(Dataset rows describing interfaces)
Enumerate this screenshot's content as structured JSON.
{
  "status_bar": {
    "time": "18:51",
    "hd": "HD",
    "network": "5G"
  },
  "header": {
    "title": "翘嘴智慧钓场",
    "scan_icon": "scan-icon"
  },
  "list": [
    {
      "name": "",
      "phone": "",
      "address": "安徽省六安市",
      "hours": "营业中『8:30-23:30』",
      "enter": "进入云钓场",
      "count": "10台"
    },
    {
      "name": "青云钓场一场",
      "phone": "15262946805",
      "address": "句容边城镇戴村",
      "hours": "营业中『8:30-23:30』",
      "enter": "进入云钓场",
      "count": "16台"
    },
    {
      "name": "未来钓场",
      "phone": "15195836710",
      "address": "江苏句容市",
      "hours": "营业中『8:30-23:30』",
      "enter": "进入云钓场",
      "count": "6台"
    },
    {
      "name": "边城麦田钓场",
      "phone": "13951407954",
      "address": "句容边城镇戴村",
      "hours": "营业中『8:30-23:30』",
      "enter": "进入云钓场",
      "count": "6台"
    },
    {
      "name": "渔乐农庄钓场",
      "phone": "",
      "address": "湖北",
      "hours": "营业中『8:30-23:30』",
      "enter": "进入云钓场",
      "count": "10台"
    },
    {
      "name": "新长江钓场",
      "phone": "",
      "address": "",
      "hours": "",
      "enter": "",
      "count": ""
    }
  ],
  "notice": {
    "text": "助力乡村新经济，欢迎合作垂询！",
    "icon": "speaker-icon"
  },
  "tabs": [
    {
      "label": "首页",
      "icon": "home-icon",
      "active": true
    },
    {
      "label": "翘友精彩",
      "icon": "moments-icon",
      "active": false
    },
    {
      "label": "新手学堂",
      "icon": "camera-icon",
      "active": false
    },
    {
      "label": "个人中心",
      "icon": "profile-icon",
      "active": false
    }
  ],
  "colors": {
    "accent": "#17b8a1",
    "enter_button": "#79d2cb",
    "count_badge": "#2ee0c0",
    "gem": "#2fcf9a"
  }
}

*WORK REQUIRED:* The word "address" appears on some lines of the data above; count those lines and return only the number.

*FINISHED EXERCISE:* 6